Some democrats are particularly concerned by the fact that the ACEUM lack of efficient tools to enforce the provisions relating to conditions of work and to the environment. Of the republicans, according to Mr. Brady, are concerned about them from the erosion of the safeguard mechanisms between investors and States, as well as the clause “twilight” six years ago — to which Canada has staunchly opposed.
As a result, it is still too early to predict at what time a ratification vote could take place at the Congress, in particular on a background of partial paralysis of the us federal government and of political battle on the wall on the us-mexico’s president Donald Trump.
Even if common sense would dictate that neither Canada nor Mexico do not ratify the agreement before the United States, it might be useful to rethink this approach to encourage the Congress to act and to discourage amendments to the agreement, has supported Miriam Sapiro, a democrat who was us Trade representative acting under president Barack Obama in 2013. Ms. Sapiro considers that the ratification of the agreement in Ottawa and Mexico city would make it more difficult for the critics in Congress who want to reopen the ACEUM.
It is essential, according to it, the Congress ratifies the agreement by five months, in order to avoid finding oneself in the midst of the federal election of October in Canada and the next presidential campaign in the United States.
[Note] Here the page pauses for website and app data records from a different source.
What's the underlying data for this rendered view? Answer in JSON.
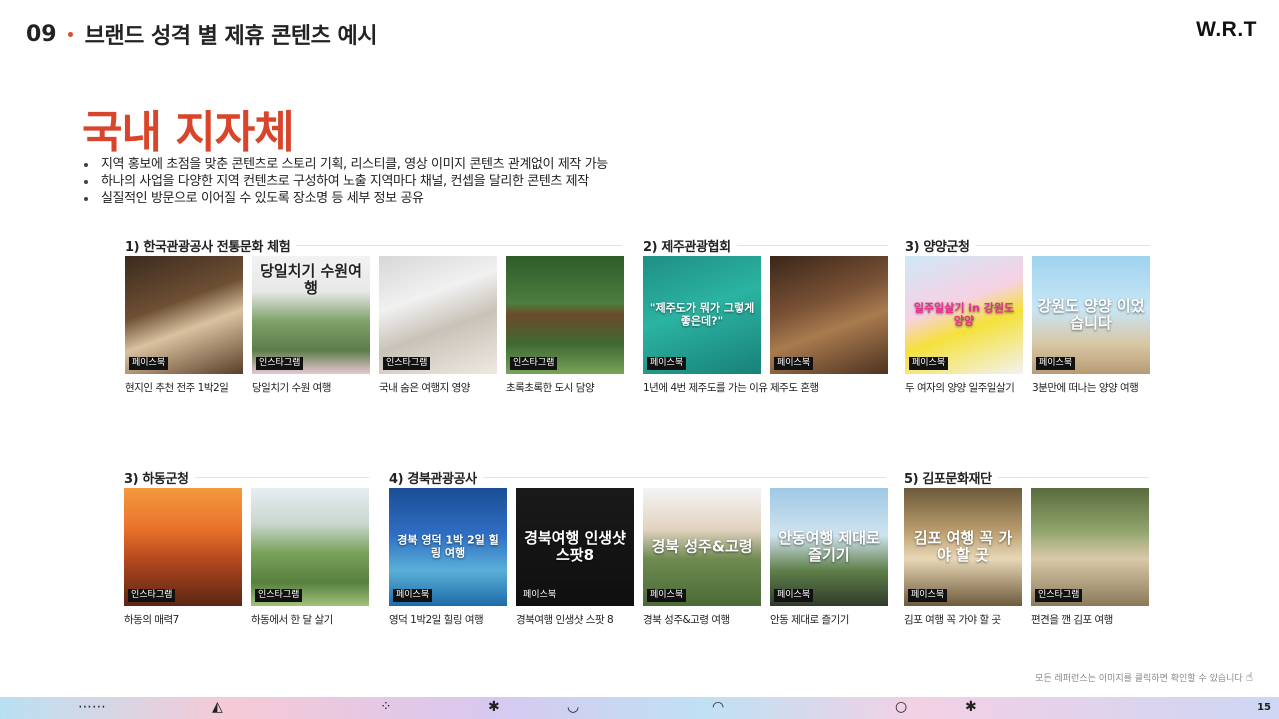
{
  "header": {
    "section_number": "09",
    "section_title": "브랜드 성격 별 제휴 콘텐츠 예시",
    "logo": "W.R.T"
  },
  "main_title": "국내 지자체",
  "bullets": [
    "지역 홍보에 초점을 맞춘 콘텐츠로 스토리 기획, 리스티클, 영상 이미지 콘텐츠 관계없이 제작 가능",
    "하나의 사업을 다양한 지역 컨텐츠로 구성하여 노출 지역마다 채널, 컨셉을 달리한 콘텐츠 제작",
    "실질적인 방문으로 이어질 수 있도록 장소명 등 세부 정보 공유"
  ],
  "groups": [
    {
      "label": "1) 한국관광공사 전통문화 체험",
      "cards": [
        {
          "platform": "페이스북",
          "caption": "현지인 추천 전주 1박2일",
          "overlay": "",
          "bg": "linear-gradient(160deg,#3b2a1e 0%,#6e4f34 40%,#d9c2a0 60%,#5a3e28 100%)"
        },
        {
          "platform": "인스타그램",
          "caption": "당일치기 수원 여행",
          "overlay": "당일치기 수원여행",
          "bg": "linear-gradient(180deg,#f2f2f2 0%,#e8e8e8 30%,#7fa36a 55%,#5c7d4a 80%,#e7c7d3 100%)"
        },
        {
          "platform": "인스타그램",
          "caption": "국내 숨은 여행지 영양",
          "overlay": "",
          "bg": "linear-gradient(160deg,#d7d7d7 0%,#f1f1f1 35%,#c9c2b8 60%,#efe9e2 100%)"
        },
        {
          "platform": "인스타그램",
          "caption": "초록초록한 도시 담양",
          "overlay": "",
          "bg": "linear-gradient(180deg,#2f5b2a 0%,#4e7d3e 40%,#6b4a2b 50%,#3f6a33 75%,#7aa35a 100%)"
        }
      ]
    },
    {
      "label": "2) 제주관광협회",
      "cards": [
        {
          "platform": "페이스북",
          "caption": "1년에 4번 제주도를 가는 이유",
          "overlay": "\"제주도가 뭐가 그렇게 좋은데?\"",
          "bg": "linear-gradient(160deg,#1f8f84 0%,#2bb3a2 45%,#188178 100%)"
        },
        {
          "platform": "페이스북",
          "caption": "제주도 혼행",
          "overlay": "",
          "bg": "linear-gradient(160deg,#3a2618 0%,#7a5236 40%,#a97b4f 60%,#4e3220 100%)"
        }
      ]
    },
    {
      "label": "3) 양양군청",
      "cards": [
        {
          "platform": "페이스북",
          "caption": "두 여자의 양양 일주일살기",
          "overlay": "일주일살기 in 강원도 양양",
          "bg": "linear-gradient(160deg,#cfe8f6 0%,#f6d1e4 40%,#f5e13c 60%,#f2f2f2 100%)"
        },
        {
          "platform": "페이스북",
          "caption": "3분만에 떠나는 양양 여행",
          "overlay": "강원도 양양 이었습니다",
          "bg": "linear-gradient(180deg,#9fd3ee 0%,#c7e6f5 45%,#d9c6a3 75%,#b79b74 100%)"
        }
      ]
    },
    {
      "label": "3) 하동군청",
      "cards": [
        {
          "platform": "인스타그램",
          "caption": "하동의 매력7",
          "overlay": "",
          "bg": "linear-gradient(180deg,#f39a3e 0%,#e9712b 35%,#b6491f 60%,#5a2614 100%)"
        },
        {
          "platform": "인스타그램",
          "caption": "하동에서 한 달 살기",
          "overlay": "",
          "bg": "linear-gradient(180deg,#e7eef2 0%,#c9d7cf 30%,#7aa25a 55%,#577f3e 80%,#a3c27c 100%)"
        }
      ]
    },
    {
      "label": "4) 경북관광공사",
      "cards": [
        {
          "platform": "페이스북",
          "caption": "영덕 1박2일 힐링 여행",
          "overlay": "경북 영덕 1박 2일 힐링 여행",
          "bg": "linear-gradient(180deg,#1b4d96 0%,#2f6fc4 40%,#5ab0d8 70%,#1d6aa8 100%)"
        },
        {
          "platform": "페이스북",
          "caption": "경북여행 인생샷 스팟 8",
          "overlay": "경북여행 인생샷 스팟8",
          "bg": "linear-gradient(180deg,#1a1a1a 0%,#0f0f0f 100%)"
        },
        {
          "platform": "페이스북",
          "caption": "경북 성주&고령 여행",
          "overlay": "경북 성주&고령",
          "bg": "linear-gradient(180deg,#f4f4f4 0%,#e2d3c0 35%,#6f8b52 60%,#4a6a36 100%)"
        },
        {
          "platform": "페이스북",
          "caption": "안동 제대로 즐기기",
          "overlay": "안동여행 제대로 즐기기",
          "bg": "linear-gradient(180deg,#9fc8e6 0%,#cfe3ef 40%,#5f7f4a 70%,#2f3b2a 100%)"
        }
      ]
    },
    {
      "label": "5) 김포문화재단",
      "cards": [
        {
          "platform": "페이스북",
          "caption": "김포 여행 꼭 가야 할 곳",
          "overlay": "김포 여행 꼭 가야 할 곳",
          "bg": "linear-gradient(180deg,#6b5a3b 0%,#b79a6b 35%,#e8d7b6 60%,#6e5a3c 100%)"
        },
        {
          "platform": "인스타그램",
          "caption": "편견을 깬 김포 여행",
          "overlay": "",
          "bg": "linear-gradient(180deg,#5a6b3e 0%,#8ea26a 35%,#d9c9a9 60%,#8a7a5a 100%)"
        }
      ]
    }
  ],
  "footer_note": "모든 레퍼런스는 이미지를 클릭하면 확인할 수 있습니다",
  "page_number": "15",
  "colors": {
    "accent": "#d9452a"
  }
}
Mrs. Sapiro is also very healthy that a number of elected americans, both democrats and republicans, expressed their concern in the face of this agreement : a consensus too wide would sow distrust, she estimated.
Perrin Beatty, himself, said he was less enthusiastic in the face of this agreement : while some call” NAFTA 2.0 “, he sees it as an agreement which is less important than the” NAFTA 1.0 “, its predecessor. Mr. Beatty is all the same relieved that Canada was able to conclude an agreement ” 0.8 “in this new era of” trade boxes “.
“We must not judge it by the yardstick of our initial aspirations […] but looking at the option that was on the table. And this option, it was potentially a trade war between Canada and the United States, and the loss of something for which we had worked very hard. “